Does that sound encouraging? No, it doesn’t, and it has not been an easy road for Kristi and I to walk these past three months. Towards the end of June, our doctor in Nairobi gave us the go-ahead to return to Juba, but he cautioned me to take it easy and to “tithe it out.” Since our return, we have been balancing my getting rest with learning a new language, building relationships in the community, and simply getting to know our environs. I have begun a daily log whereby I record how well I sleep each night, how many naps I take each day and the length of each nap, each activity I do and how it affects me, and I rate my energy level each day on a scale of 1 – 10. My energy level hasn’t been over 7.5 since I began recording eight weeks ago, and averages at about 6.5 per week. I try to average 2 hours of rest each day, napping. Our hope had been that I would be 90% strong before returning to Juba. That didn’t happen…so here we are, having made the decision to return but still waiting for and seeking to promote healing, doing our best to navigate this place under less than ideal circumstances.

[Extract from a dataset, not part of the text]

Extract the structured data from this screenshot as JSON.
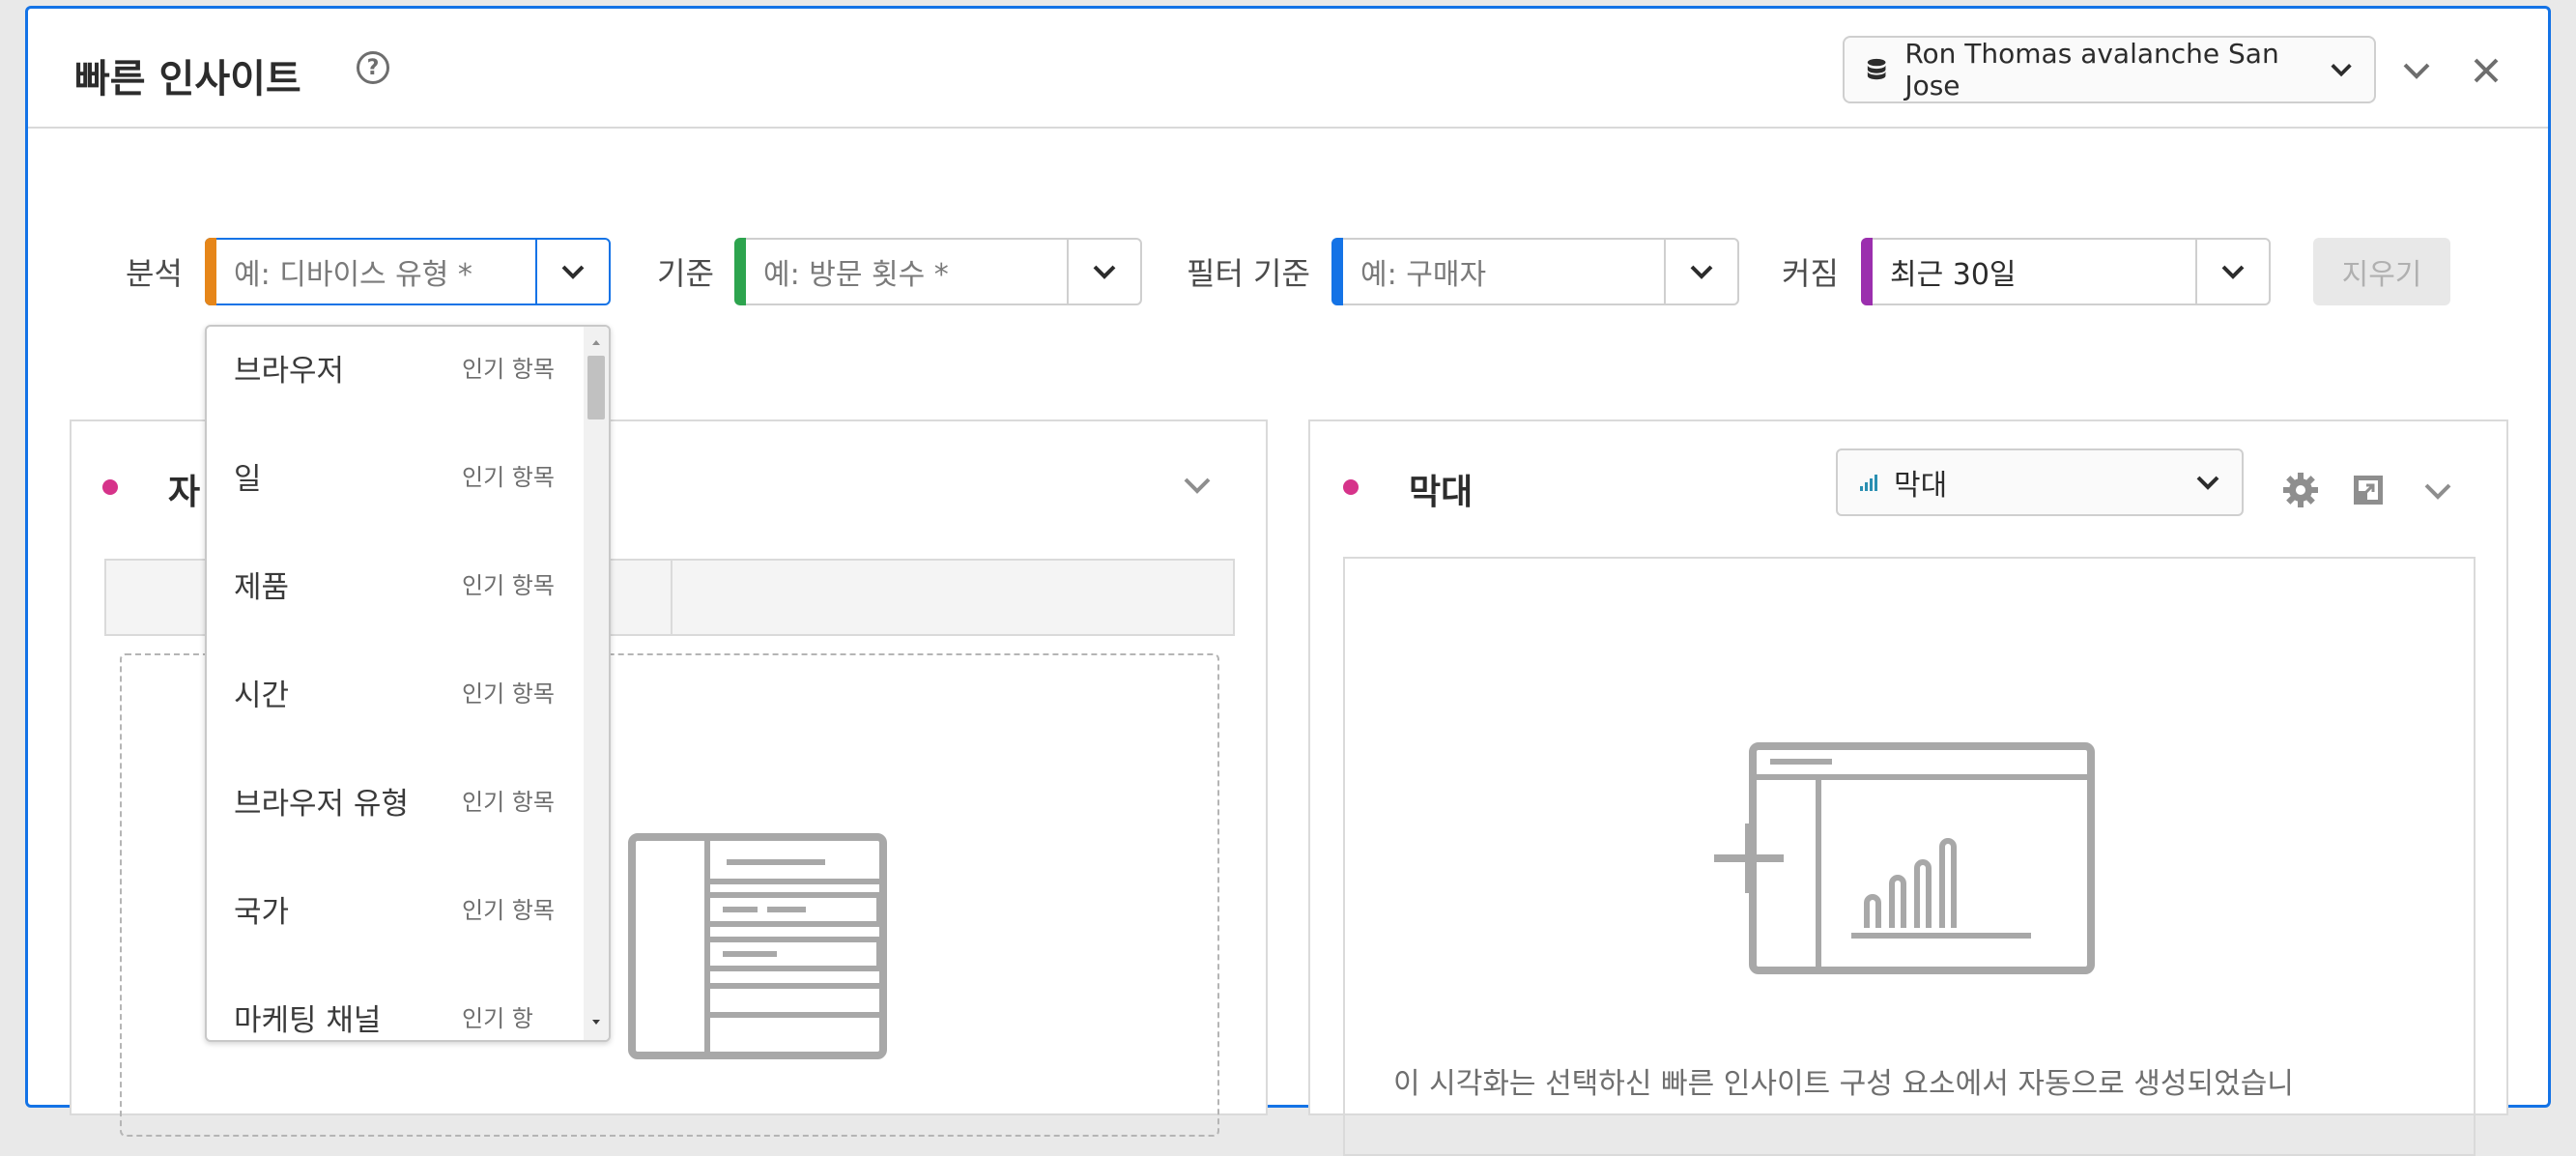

So, how does one deal with a health challenge while adjusting to a new culture and language while also still grieving the loss of ministry and identity in another place? Well, I am no expert and please do not look to me as a guide. On many days I feel that God has dealt us an unfair hand. It often feels like life has become unfair and the scales of the Universe have tipped against us. “Why?” is a regular refrain on our lips. We have prayed for healing as have countless others, but it feels like the heavens are silent.
What I am learning, rather slowly and obstinately, is that the challenge and dark companion of an illness like EBV can actually become a teacher. In the entry entitled “For a Friend on the Arrival of Illness,” the late John O’Donahue in his wonderful little book called To Bless the Space Between Us: A Book of Blessings, writes most poignantly regarding illness, saying “You feel that against your will a stranger has married your heart.” Those words have bounced off the echo chambers of my heart - so true! While O’Donahue uses poetic turn of phrase to identify the pain and frustration of illness, he also encourages the friend to embrace the illness as a companion and teacher. He encourages one to listen to the illness which can illuminate new qualities that will emerge within you. He encourages the friend to ask why the illness came, what it wants you to know, what quality of space it wants to create in you, and to ask what do you need to learn to become more fully yourself so that your presence will shine in the world.
Going back to the quote from Sarah Young’s devotional, I am learning how truly valuable and precious time and energy are. I am learning that both are limited entities, having to choose only what is needful and necessary and not doing many of the things I would otherwise do and enjoy doing. I cannot exercise as I normally would, and I am obliged to limit my outings from our apartment, only doing what feels most important. Throughout the day I am constantly napping and needing to forgo the desire to be productive. As an example of my limited energy, last Sunday we went to worship at a local church. The entire outing was about four hours long and it took me two full days to recover.
On a positive note, when I do go out, I tend to notice things and enjoy the experience more than I might otherwise. Simple conversations and experiences are perhaps cherished more because they are in short supply. I cannot say that I am good at embracing this new way of experiencing life. There are many days when I feel somber and depressed at my current life state; I just want to curl up into a cocoon and bid the world “adieu.” However, I am slowly learning to accept this illness as a companion and teacher that will indeed develop important qualities in me, qualities like patience, compassion and humility.
If you are a person who prays, I welcome your prayer for me to learn all that God wants to teach me through this illness. Of course, I also welcome prayers for healing and full recovery. Whatever happens, my hope is that my life will be surrendered to God and bring Him all the glory. Thank you for reading.